10 Comments

  1. Posted May 2, 2012 at 12:36 pm | Permalink

    I am very jealous that Gazza gets to blog Micawber Toughies – they are such fun to solve it must be wonderful to be able to enjoy them twice over. 2.5* difficulty but definitely 5*+ entertainment. I always put dots by clues I like and the paper is very spotty today – 19d being my top favourite of all of them, closely followed by 24d. Thanks to Micawber for the superb puzzle – I do hope we don’t have to wait too long for the next one. Thanks to Gazza as always to the lucky Gazza too.

  2. Jezza
    Posted May 2, 2012 at 1:07 pm | Permalink

    Excellent puzzle. Thanks to Micawber for the enjoyment, and to gazza for the explanations (there is always something I miss). Now gazza has explained 12a to me I think it is a cracking clue! :)

  3. BigBoab
    Posted May 2, 2012 at 2:01 pm | Permalink

    Super crossword, thanks to Micawber and Gazza, I didn’t understand 12a until I read the hints.

  4. Pegasus
    Posted May 2, 2012 at 2:30 pm | Permalink

    Excellent stuff from todays setter, favourites were 10a 19d and 21d thanks to Micawbur and to Gazza for the review. My wife and I are going to Spain tomorrow to celebrate our Sapphire wedding anniversary, back in 10 days adios.

    • Posted May 2, 2012 at 4:05 pm | Permalink

      Congratulations to you and Mrs P. Enjoy your trip.

  5. DAVID BAUDAINS
    Posted May 2, 2012 at 3:17 pm | Permalink

    Unusually wizzed through this apart from 21 down for which I needed the hint before completing the puzzle. V Enjoyable

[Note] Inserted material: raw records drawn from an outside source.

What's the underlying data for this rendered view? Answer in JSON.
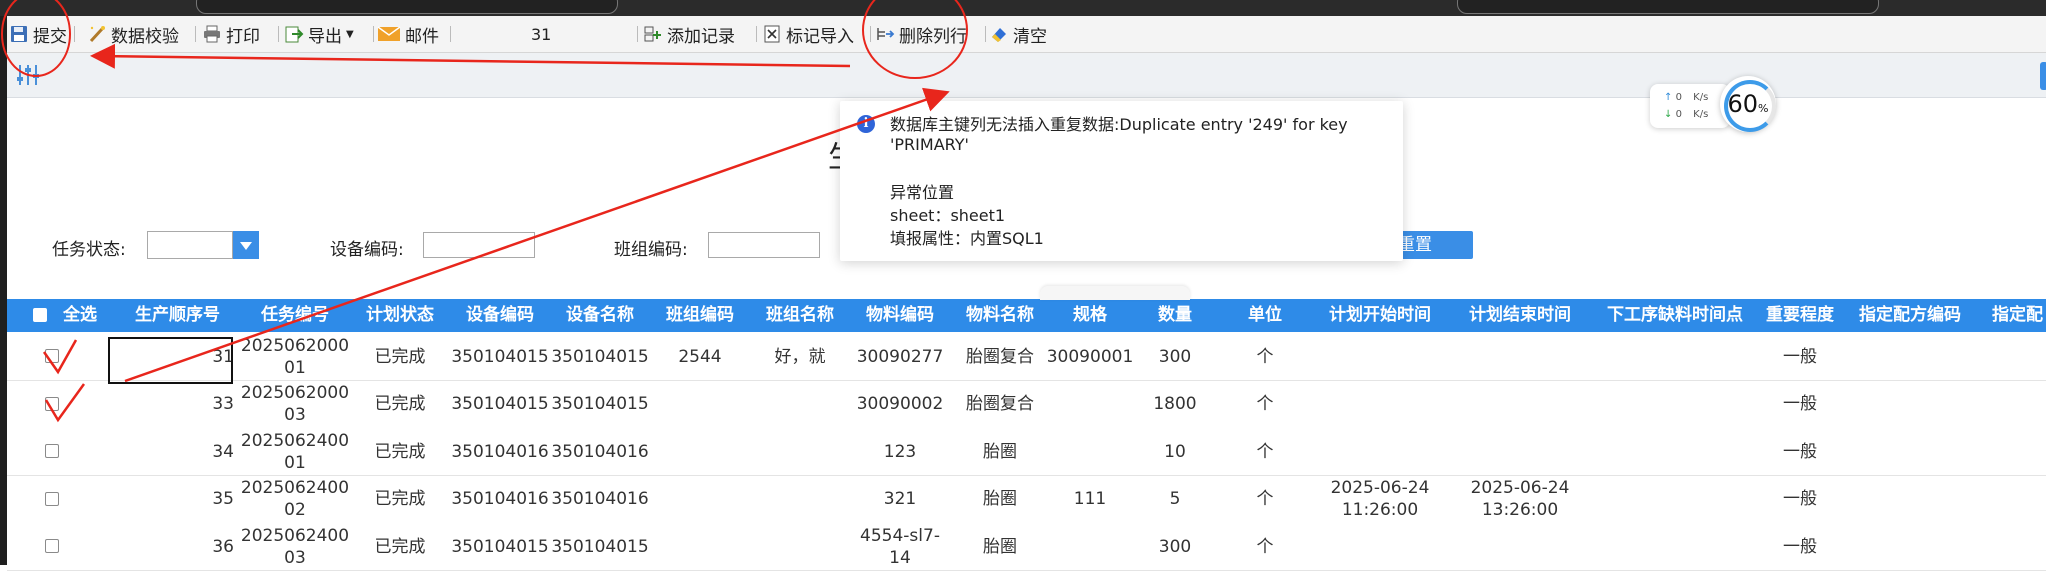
{
  "toolbar": {
    "submit": "提交",
    "validate": "数据校验",
    "print": "打印",
    "export": "导出",
    "mail": "邮件",
    "page_number": "31",
    "add_record": "添加记录",
    "mark_import": "标记导入",
    "delete_row": "删除列行",
    "clear": "清空"
  },
  "filters": {
    "task_status_label": "任务状态:",
    "device_code_label": "设备编码:",
    "team_code_label": "班组编码:",
    "reset_label": "重置"
  },
  "page_title_fragment": "生",
  "error_popup": {
    "message": "数据库主键列无法插入重复数据:Duplicate entry '249' for key 'PRIMARY'",
    "location_title": "异常位置",
    "sheet_line": "sheet：sheet1",
    "attr_line": "填报属性：内置SQL1"
  },
  "net_speed": {
    "up": "0",
    "down": "0",
    "unit": "K/s",
    "percent": "60",
    "percent_sign": "%"
  },
  "table": {
    "headers": [
      "全选",
      "生产顺序号",
      "任务编号",
      "计划状态",
      "设备编码",
      "设备名称",
      "班组编码",
      "班组名称",
      "物料编码",
      "物料名称",
      "规格",
      "数量",
      "单位",
      "计划开始时间",
      "计划结束时间",
      "下工序缺料时间点",
      "重要程度",
      "指定配方编码",
      "指定配"
    ],
    "rows": [
      {
        "seq": "31",
        "task": "2025062000 01",
        "status": "已完成",
        "device_code": "350104015",
        "device_name": "350104015",
        "team_code": "2544",
        "team_name": "好，就",
        "material_code": "30090277",
        "material_name": "胎圈复合",
        "spec": "30090001",
        "qty": "300",
        "unit": "个",
        "start": "",
        "end": "",
        "importance": "一般"
      },
      {
        "seq": "33",
        "task": "2025062000 03",
        "status": "已完成",
        "device_code": "350104015",
        "device_name": "350104015",
        "team_code": "",
        "team_name": "",
        "material_code": "30090002",
        "material_name": "胎圈复合",
        "spec": "",
        "qty": "1800",
        "unit": "个",
        "start": "",
        "end": "",
        "importance": "一般"
      },
      {
        "seq": "34",
        "task": "2025062400 01",
        "status": "已完成",
        "device_code": "350104016",
        "device_name": "350104016",
        "team_code": "",
        "team_name": "",
        "material_code": "123",
        "material_name": "胎圈",
        "spec": "",
        "qty": "10",
        "unit": "个",
        "start": "",
        "end": "",
        "importance": "一般"
      },
      {
        "seq": "35",
        "task": "2025062400 02",
        "status": "已完成",
        "device_code": "350104016",
        "device_name": "350104016",
        "team_code": "",
        "team_name": "",
        "material_code": "321",
        "material_name": "胎圈",
        "spec": "111",
        "qty": "5",
        "unit": "个",
        "start": "2025-06-24 11:26:00",
        "end": "2025-06-24 13:26:00",
        "importance": "一般"
      },
      {
        "seq": "36",
        "task": "2025062400 03",
        "status": "已完成",
        "device_code": "350104015",
        "device_name": "350104015",
        "team_code": "",
        "team_name": "",
        "material_code": "4554-sl7- 14",
        "material_name": "胎圈",
        "spec": "",
        "qty": "300",
        "unit": "个",
        "start": "",
        "end": "",
        "importance": "一般"
      }
    ]
  },
  "colors": {
    "header_blue": "#2e8be8",
    "annotation_red": "#e8261c"
  }
}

  6. Franco
    Posted May 2, 2012 at 6:16 pm | Permalink

    Many thanks to Micawber ! Managed about 2/3 then resorted to blatant cheating.

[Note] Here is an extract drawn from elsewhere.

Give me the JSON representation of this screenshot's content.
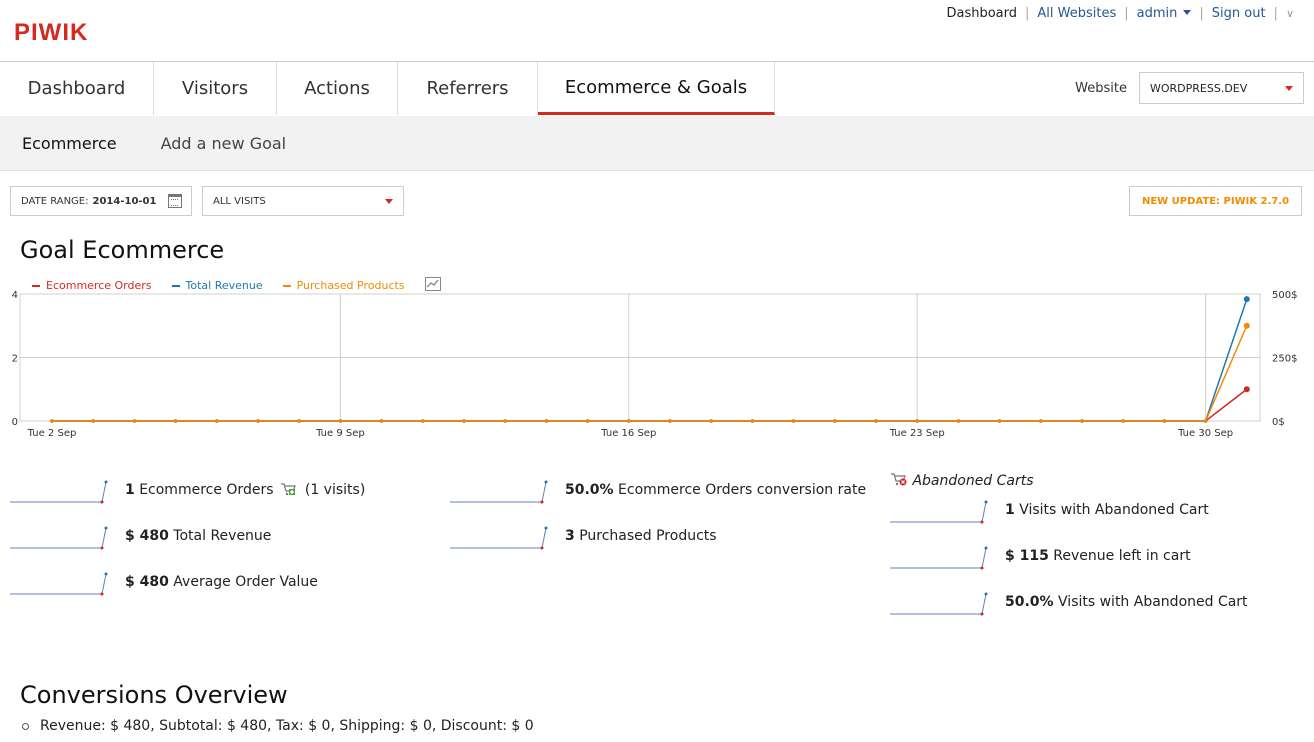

    Also, many thanks to gazza, himself, for explaining 12a.

  7. Addicted
    Posted May 2, 2012 at 6:24 pm | Permalink

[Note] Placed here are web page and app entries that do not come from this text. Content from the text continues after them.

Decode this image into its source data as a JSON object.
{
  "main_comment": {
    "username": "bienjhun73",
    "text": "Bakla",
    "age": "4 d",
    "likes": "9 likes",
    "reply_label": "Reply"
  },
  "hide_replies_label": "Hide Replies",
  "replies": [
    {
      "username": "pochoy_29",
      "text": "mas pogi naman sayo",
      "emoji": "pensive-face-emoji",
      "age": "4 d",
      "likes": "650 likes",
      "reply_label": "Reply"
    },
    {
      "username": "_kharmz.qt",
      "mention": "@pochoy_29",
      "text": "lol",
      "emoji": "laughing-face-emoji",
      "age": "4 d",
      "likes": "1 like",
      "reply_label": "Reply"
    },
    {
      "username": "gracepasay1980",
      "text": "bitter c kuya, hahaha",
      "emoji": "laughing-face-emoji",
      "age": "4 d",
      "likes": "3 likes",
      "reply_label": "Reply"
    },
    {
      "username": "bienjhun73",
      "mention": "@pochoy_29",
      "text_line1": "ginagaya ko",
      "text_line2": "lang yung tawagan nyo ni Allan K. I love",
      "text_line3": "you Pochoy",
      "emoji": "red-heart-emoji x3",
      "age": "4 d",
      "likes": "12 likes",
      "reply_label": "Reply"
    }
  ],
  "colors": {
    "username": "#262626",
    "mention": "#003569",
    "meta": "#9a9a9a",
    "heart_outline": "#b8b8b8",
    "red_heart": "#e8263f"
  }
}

    Almost unheard of for me to even attempt a Toughie but I did to-day and, amazingly, solved 15 clues before having to resort to the hints, after which I got a few more without actually having to look at the solutions. That was fun- thank you setter and hinter. I might even try another one now!

  8. Kath
    Posted May 2, 2012 at 9:26 pm | Permalink

    Like Addicted I don’t attempt the Toughies very often, although it’s becoming more frequent since the “drought” really got going! I managed the four long clues round the outside and most of the top half – far less in the bottom half – and then resorted to the hints. What I did I really enjoyed. Too many good clues to put them all down. 12a (one of the many that I needed the hint for) was wonderful and 9d made me laugh as it reminded me of some schoolboy latin translations that were around a while ago – “My father’s a train driver”! With thanks to Micawber and gazza.

  9. Posted June 4, 2012 at 7:08 pm | Permalink

    Maybe a bit late to post on here but it was one of those while I was in the UK. Done it this pm along with Gazza’s NTSPP after dropping pommette at airport> Absolutely brill :grin: :grin: ,the puzzle, not the fact pommette’s gone to the UK for 6 days leaving me and the cats to play :lol:

    Agree with your favourites Dave but also think 28a is worth a mention – 10 letter clue for a 14 letter answer, made me smile a lot :grin:

    Thanks Micawber and BD.

%d bloggers like this: